Health officials worry not enough contact tracers in Kansas
May 8, 2020
KANSAS CITY, Mo. (AP) — Stay-at-home orders are beginning to lift in the Kansas City metro, and people will begin coming into closer contact. But the coronavirus pandemic is not over. That means conversations about how to stay safe will involve the new and potentially uncomfortable idea of contact tracing.

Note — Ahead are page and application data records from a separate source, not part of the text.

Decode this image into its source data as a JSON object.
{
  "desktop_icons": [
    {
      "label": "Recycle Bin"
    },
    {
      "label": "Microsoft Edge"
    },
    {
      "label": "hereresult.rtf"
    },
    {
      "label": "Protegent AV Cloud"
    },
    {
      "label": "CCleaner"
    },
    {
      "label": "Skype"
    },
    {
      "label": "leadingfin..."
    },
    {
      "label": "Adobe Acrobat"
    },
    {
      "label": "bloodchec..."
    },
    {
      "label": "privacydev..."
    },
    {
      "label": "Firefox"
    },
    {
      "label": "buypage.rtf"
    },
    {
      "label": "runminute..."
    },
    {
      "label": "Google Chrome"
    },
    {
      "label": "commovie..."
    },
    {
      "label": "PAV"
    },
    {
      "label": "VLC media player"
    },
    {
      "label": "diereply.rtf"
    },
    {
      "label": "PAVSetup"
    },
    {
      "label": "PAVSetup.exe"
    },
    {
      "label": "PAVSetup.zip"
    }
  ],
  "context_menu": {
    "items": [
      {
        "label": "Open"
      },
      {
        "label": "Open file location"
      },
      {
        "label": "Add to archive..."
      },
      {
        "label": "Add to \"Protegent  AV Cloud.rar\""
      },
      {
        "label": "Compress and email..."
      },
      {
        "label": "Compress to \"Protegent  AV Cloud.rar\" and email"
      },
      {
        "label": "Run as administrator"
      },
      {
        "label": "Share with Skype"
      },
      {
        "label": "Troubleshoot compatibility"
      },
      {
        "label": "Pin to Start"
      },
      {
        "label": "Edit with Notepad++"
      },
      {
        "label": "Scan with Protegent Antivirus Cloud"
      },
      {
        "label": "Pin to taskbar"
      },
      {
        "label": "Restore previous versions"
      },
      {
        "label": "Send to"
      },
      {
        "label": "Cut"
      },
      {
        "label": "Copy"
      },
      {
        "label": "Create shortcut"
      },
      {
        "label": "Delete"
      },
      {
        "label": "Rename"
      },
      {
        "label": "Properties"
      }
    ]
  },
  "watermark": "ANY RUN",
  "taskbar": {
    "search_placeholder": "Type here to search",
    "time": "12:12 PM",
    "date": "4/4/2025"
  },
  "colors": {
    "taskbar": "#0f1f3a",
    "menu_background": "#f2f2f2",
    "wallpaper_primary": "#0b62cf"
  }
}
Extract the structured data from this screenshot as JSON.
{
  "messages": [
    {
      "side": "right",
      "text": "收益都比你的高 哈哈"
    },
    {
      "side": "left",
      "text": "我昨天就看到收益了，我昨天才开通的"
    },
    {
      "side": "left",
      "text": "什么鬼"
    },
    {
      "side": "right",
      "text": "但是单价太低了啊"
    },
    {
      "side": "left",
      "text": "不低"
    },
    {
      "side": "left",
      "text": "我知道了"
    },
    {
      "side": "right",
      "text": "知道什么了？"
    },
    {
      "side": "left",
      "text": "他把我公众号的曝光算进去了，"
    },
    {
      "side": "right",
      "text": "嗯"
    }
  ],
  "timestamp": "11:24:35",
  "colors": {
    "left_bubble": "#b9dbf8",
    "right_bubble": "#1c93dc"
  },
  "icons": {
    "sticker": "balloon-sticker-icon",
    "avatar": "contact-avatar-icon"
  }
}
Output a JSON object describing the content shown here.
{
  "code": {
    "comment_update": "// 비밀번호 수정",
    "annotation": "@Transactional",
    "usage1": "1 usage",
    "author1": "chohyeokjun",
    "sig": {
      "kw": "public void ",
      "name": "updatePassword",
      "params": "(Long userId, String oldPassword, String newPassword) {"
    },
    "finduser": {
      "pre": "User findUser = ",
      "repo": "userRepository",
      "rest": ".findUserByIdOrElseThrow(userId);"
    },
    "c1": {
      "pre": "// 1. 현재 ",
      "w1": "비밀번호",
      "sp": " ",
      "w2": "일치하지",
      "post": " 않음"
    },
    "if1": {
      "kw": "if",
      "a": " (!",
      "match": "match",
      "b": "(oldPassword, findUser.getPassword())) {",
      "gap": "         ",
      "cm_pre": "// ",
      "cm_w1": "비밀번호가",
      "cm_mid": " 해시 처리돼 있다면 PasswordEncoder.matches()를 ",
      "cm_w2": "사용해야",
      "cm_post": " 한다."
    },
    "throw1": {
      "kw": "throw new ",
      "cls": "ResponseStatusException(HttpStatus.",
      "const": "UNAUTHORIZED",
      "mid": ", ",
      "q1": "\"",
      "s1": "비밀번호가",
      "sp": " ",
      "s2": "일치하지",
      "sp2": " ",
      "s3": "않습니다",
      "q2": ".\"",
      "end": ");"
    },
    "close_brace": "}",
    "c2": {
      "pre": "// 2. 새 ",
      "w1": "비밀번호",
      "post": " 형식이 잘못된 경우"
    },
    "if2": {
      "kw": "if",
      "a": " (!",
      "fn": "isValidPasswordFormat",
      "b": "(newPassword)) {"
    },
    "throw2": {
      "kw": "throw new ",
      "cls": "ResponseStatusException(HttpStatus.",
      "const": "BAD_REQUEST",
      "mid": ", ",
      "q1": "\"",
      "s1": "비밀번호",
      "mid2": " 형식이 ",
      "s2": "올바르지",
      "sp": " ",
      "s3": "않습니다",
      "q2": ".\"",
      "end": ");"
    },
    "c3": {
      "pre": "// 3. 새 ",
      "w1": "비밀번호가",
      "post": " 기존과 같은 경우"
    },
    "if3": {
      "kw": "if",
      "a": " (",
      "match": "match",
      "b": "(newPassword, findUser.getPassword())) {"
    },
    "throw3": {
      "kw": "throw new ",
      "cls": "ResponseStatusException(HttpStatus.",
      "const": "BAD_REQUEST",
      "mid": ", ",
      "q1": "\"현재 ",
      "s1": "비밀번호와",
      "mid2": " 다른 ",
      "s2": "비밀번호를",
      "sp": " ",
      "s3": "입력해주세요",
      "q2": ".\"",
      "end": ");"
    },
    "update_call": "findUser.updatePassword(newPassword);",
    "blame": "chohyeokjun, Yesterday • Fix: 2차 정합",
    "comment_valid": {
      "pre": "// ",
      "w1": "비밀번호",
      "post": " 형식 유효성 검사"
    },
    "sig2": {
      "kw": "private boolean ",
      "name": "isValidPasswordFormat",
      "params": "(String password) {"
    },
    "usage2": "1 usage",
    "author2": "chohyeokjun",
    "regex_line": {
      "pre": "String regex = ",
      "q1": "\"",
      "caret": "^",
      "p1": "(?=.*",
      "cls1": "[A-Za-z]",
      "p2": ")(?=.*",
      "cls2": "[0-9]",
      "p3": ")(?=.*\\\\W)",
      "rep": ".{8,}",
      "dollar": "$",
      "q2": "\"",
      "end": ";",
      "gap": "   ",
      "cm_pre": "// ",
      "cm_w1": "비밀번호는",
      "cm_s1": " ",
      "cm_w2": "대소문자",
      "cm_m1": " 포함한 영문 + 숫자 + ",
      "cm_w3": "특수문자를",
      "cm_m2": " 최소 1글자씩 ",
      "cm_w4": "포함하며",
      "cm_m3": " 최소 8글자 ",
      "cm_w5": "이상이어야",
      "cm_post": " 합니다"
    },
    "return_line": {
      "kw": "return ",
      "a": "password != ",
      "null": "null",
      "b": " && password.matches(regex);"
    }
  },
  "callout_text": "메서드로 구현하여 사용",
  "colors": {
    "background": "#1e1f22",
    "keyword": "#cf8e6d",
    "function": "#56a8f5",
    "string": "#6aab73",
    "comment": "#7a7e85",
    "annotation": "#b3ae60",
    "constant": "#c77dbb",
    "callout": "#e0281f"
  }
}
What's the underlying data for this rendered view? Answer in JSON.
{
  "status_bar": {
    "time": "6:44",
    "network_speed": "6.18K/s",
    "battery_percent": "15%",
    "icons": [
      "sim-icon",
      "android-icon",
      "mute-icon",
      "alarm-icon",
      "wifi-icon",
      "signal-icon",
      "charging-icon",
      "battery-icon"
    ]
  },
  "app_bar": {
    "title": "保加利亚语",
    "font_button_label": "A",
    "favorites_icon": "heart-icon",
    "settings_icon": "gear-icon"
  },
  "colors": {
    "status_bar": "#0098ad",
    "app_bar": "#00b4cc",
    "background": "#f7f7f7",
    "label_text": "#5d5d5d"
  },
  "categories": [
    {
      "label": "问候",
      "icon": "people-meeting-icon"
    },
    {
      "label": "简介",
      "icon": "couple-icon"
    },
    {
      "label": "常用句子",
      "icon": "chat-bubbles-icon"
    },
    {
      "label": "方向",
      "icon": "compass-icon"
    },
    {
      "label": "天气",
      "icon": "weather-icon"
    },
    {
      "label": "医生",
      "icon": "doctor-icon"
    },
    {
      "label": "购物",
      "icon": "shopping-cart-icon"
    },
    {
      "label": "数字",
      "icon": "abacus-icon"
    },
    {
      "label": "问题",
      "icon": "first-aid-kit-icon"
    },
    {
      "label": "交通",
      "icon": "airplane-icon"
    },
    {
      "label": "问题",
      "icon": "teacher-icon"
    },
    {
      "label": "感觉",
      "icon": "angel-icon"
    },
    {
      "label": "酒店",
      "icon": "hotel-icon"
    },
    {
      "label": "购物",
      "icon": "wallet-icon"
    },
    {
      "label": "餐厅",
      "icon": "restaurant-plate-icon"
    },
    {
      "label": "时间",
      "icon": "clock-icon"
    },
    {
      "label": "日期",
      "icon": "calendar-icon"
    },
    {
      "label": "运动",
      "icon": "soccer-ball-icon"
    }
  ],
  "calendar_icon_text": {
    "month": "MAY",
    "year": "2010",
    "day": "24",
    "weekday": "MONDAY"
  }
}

"We absolutely know that when the stay-at-home orders are lifted, that we will see increased incidents of cases and therefore we will also see an increased need for additional contact tracing," says Ashley Wegner, the health planning and policy section chief of the Clay County Public He...